Image of desk, computer screen and keyboard and a person using the mouse.

Website Accessibility Training

Who might have difficulty accessing your website?

Are you developing or updating your website, or do you just want to know if your site is accessible for people with disability?

Did you know that more than 15% of people have some sort of disability but do you know if your website is accessible for them? Does your website adhere to  Web Accessibility Guidelines (WCAG)?

For example –

  • Can users find link on the site by link text descriptors
  • Is there enough contrast for text and graphics
  • Do the images have ‘alt’ text, descriptive text describing the images
man typing on keyboard with a computer screen displaying large text

Not everybody can use a computer mouse.

People who are blind use what’s called a, ‘screen reader’. Screen readers read out aloud the contents of your website. However, if your website is not coded properly, it can make it very difficult for screen reader users to move around your site. For example, if the links are not labelled, screen reader users may not know what the link does, and sometimes may not even know the link exists.

People who are not able to use their hands to control a mouse effectively might need to use the keyboard or a voice recognition app like Courtana in Windows. Certain features on a website, such as a ‘skip to main content’ link could make it much easier for them to navigate the website. It is also important that these features are coded well so that the voice recognition apps can recognise the commands.

The language in your website should be written so that it is understood by People with an intellectual disability, or who might not be good at reading and writing, or who may not speak English well. Using pictures to demonstrate or illustrate what you’re saying can also be very useful.
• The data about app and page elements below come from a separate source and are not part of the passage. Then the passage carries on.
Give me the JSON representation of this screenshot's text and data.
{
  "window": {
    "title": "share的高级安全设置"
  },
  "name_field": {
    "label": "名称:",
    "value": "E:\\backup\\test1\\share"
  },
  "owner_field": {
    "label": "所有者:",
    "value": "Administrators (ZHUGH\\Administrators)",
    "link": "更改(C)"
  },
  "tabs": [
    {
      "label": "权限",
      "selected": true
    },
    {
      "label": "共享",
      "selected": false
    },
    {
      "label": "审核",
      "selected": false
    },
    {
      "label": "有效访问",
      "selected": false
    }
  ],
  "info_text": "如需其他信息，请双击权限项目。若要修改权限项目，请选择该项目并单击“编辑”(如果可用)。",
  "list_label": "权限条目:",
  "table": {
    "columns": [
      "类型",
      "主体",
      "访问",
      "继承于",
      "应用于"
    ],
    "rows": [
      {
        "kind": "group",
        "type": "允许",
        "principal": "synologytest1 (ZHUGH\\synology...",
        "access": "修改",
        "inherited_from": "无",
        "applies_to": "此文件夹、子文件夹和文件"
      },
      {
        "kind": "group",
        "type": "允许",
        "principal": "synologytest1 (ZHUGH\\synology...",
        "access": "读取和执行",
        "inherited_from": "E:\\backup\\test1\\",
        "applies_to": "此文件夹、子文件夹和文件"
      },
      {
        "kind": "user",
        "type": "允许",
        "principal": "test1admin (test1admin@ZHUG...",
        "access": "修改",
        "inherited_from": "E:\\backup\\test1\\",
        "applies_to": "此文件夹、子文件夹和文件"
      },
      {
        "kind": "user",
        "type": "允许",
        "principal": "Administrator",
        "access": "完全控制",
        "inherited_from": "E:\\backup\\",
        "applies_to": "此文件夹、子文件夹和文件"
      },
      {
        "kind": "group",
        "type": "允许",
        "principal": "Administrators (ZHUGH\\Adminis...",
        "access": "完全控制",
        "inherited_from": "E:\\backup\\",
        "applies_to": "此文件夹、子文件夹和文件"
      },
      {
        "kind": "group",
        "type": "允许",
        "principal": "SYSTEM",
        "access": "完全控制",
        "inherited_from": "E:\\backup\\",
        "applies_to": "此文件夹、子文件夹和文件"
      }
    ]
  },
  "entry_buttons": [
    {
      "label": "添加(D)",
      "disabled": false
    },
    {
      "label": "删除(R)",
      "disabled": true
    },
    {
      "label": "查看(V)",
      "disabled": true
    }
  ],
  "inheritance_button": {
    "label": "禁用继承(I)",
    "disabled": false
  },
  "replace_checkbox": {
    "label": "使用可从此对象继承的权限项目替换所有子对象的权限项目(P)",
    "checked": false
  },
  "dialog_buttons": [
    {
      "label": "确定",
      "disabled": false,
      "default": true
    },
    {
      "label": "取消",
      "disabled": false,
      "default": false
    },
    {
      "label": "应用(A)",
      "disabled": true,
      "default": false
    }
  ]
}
How your website is presented is of particular importance to people with sensory impairments such as people with low vision, autism or hearing impairment. Too many colours, images, flashing lights and writing in small size font can overwhelm people and push them away from your website. Yet use of colour contrasting will make it easier for people to distinguish text from images.

Finally, you may consider using Australian sign language (Auslan) to communicate information to people who are deaf. Auslan is usually presented in a video for information that may be highly important or sensitive such as health or emergency matters.

Inclusive World specialises in testing for screen reader users but has a strong working relationship with Web Key IT for indepth website testing, coding and accessibility training.

Other Services


Consultancy & Advice

inclusive events, projects, Disability Access and Inclusion plans, research and evaluation.

Policy and Procedure Audit

Are their aspects of your policies, procedures and practices that exclude customers and staff who are living


All aspects of disability awareness and inclusion